Video Transcript (ish)
The good news for him is I've got a great contact. A one-man company who looks after my boiler and I strongly recommended him to Roy, my building contractor friend. Furthermore, if he'd needed somebody to do a gas-fired boiler, I've also got a great contact, Andy from BNI, who I would also have put forward.
And that's how a lot of business is done, referrals, "Do you know somebody who?" or "Can you help me with?" That kind of thing. And that's fantastic; there's no way that businesses can survive without having that referral business. And what that's really doing, that idea of referrals is it's providing the person who needs the service with some social proof. "Do you know somebody who does this?", "Yeah, I use this person", that's the social proof. If you use them, they will confident to use them as well. This idea of looking for social proof is kinda hard-wired into us.
So, when it comes to your website and other digital stuff that you're doing, you really need to think about that idea of social proof. What can you do that's gonna help people consider taking things further when they've gone to Google, carried out a search and found your website.
Assuming that you're doing everything that you should be doing, including creating great content, your website will get found in search. This will send potential customers to your website and once you have their attention it makes sense to present them with some social proof. Something that shows you're credible, something that moves them enough to want to speak to you and take things a step closer to becoming a client.

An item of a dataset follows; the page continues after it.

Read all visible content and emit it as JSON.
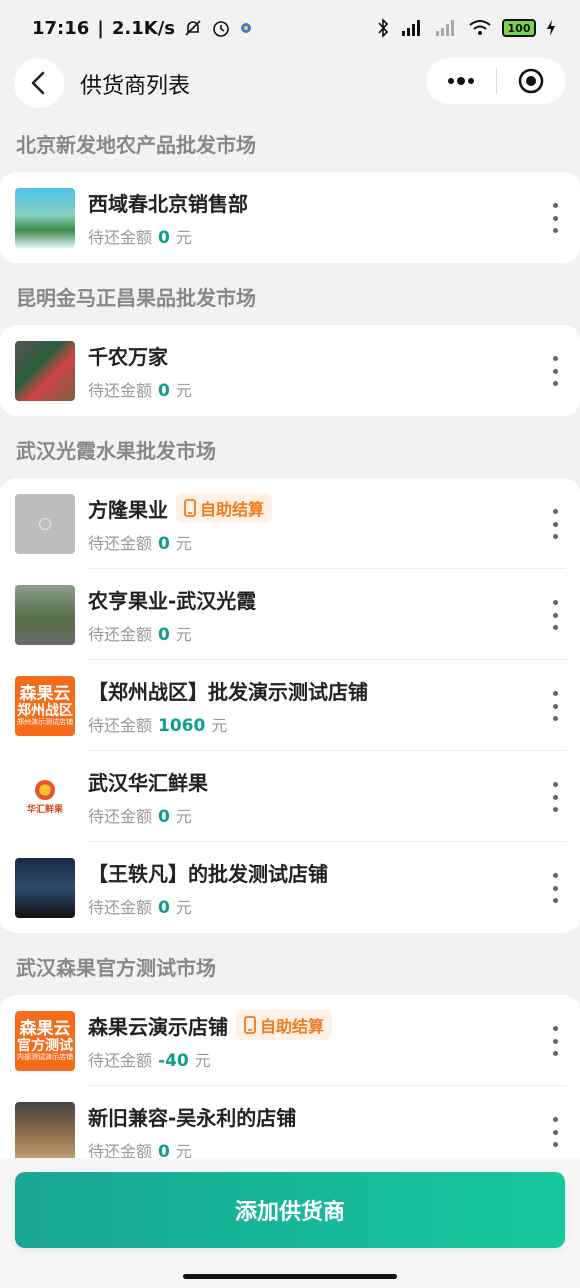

The social proof could be in the form of impartial reviews in a third party system such as Google reviews. Obviously we all know that these things can be abused, but for the most part, they're not.

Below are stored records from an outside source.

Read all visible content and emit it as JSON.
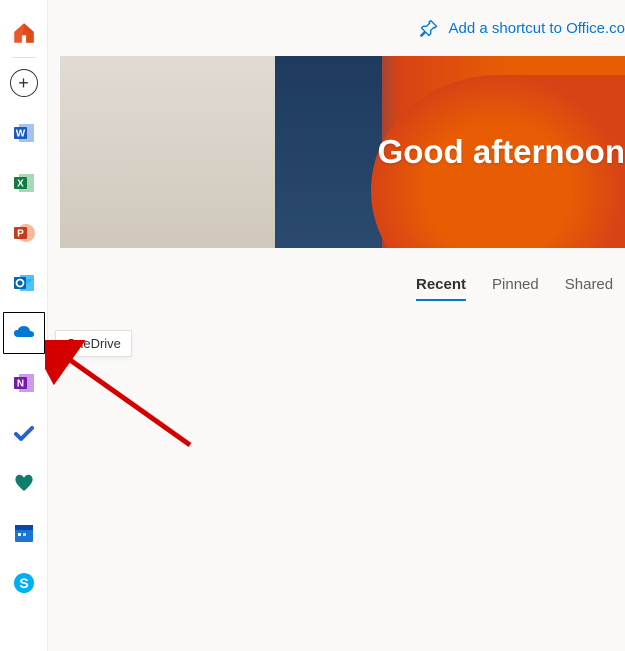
{
  "sidebar": {
    "items": [
      {
        "name": "home",
        "label": "Home"
      },
      {
        "name": "create",
        "label": "Create"
      },
      {
        "name": "word",
        "label": "Word"
      },
      {
        "name": "excel",
        "label": "Excel"
      },
      {
        "name": "powerpoint",
        "label": "PowerPoint"
      },
      {
        "name": "outlook",
        "label": "Outlook"
      },
      {
        "name": "onedrive",
        "label": "OneDrive"
      },
      {
        "name": "onenote",
        "label": "OneNote"
      },
      {
        "name": "todo",
        "label": "To Do"
      },
      {
        "name": "family",
        "label": "Family Safety"
      },
      {
        "name": "calendar",
        "label": "Calendar"
      },
      {
        "name": "skype",
        "label": "Skype"
      }
    ]
  },
  "tooltip": {
    "text": "OneDrive"
  },
  "topbar": {
    "shortcut_label": "Add a shortcut to Office.co"
  },
  "hero": {
    "greeting": "Good afternoon"
  },
  "tabs": {
    "items": [
      {
        "label": "Recent",
        "active": true
      },
      {
        "label": "Pinned",
        "active": false
      },
      {
        "label": "Shared",
        "active": false
      }
    ]
  }
}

Also, things like case studies can be a great way to show people who you're working with, and if those businesses are credible, that's going to reflect well on you. Illustrating what you've done for other people and what people have said about you is great social proof.
So, it kinda comes full circle, doesn't it? In just the same way as a personal recommendation provides social proof, then it makes sense that your website should also provide some forms of social proof.

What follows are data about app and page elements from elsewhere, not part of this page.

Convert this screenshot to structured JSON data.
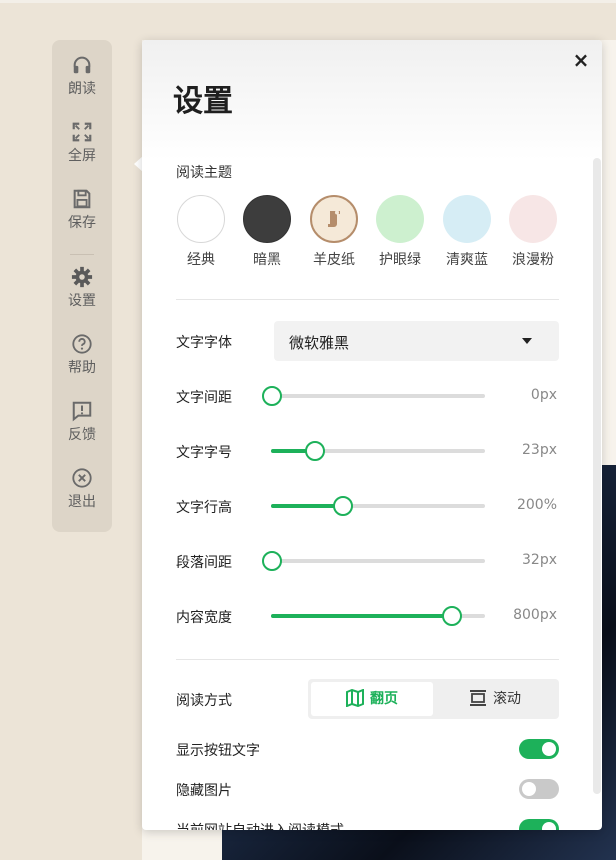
{
  "sidebar": {
    "items": [
      {
        "label": "朗读",
        "icon": "headphones-icon"
      },
      {
        "label": "全屏",
        "icon": "fullscreen-icon"
      },
      {
        "label": "保存",
        "icon": "save-icon"
      },
      {
        "label": "设置",
        "icon": "gear-icon"
      },
      {
        "label": "帮助",
        "icon": "help-icon"
      },
      {
        "label": "反馈",
        "icon": "feedback-icon"
      },
      {
        "label": "退出",
        "icon": "exit-icon"
      }
    ]
  },
  "panel": {
    "title": "设置",
    "close_symbol": "×",
    "theme_label": "阅读主题",
    "themes": [
      {
        "label": "经典",
        "color": "#ffffff"
      },
      {
        "label": "暗黑",
        "color": "#3d3d3d"
      },
      {
        "label": "羊皮纸",
        "color": "#f5e9d8"
      },
      {
        "label": "护眼绿",
        "color": "#cdf0cf"
      },
      {
        "label": "清爽蓝",
        "color": "#d6edf5"
      },
      {
        "label": "浪漫粉",
        "color": "#f7e6e6"
      }
    ],
    "font": {
      "label": "文字字体",
      "value": "微软雅黑"
    },
    "sliders": [
      {
        "label": "文字间距",
        "value": "0px",
        "level": 0
      },
      {
        "label": "文字字号",
        "value": "23px",
        "level": 0.2
      },
      {
        "label": "文字行高",
        "value": "200%",
        "level": 0.33
      },
      {
        "label": "段落间距",
        "value": "32px",
        "level": 0
      },
      {
        "label": "内容宽度",
        "value": "800px",
        "level": 0.84
      }
    ],
    "mode": {
      "label": "阅读方式",
      "options": [
        "翻页",
        "滚动"
      ],
      "selected": "翻页"
    },
    "toggles": [
      {
        "label": "显示按钮文字",
        "on": true
      },
      {
        "label": "隐藏图片",
        "on": false
      },
      {
        "label": "当前网站自动进入阅读模式",
        "on": true
      }
    ]
  },
  "colors": {
    "accent": "#1db15a",
    "sidebar_bg": "#ddd5c8",
    "page_bg": "#ece4d7"
  }
}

If you're just talking about yourself on your website and you're not talking about what customers are saying about you, including showing people what you've done for others, you should be doing that. It's a really important part of building a credible online presence.
If you'd like to chat about how your business could be more effective online then drop us a line to arrange a chat. We genuinely love helping businesses see the bigger picture and here are some of the businesses we've helped.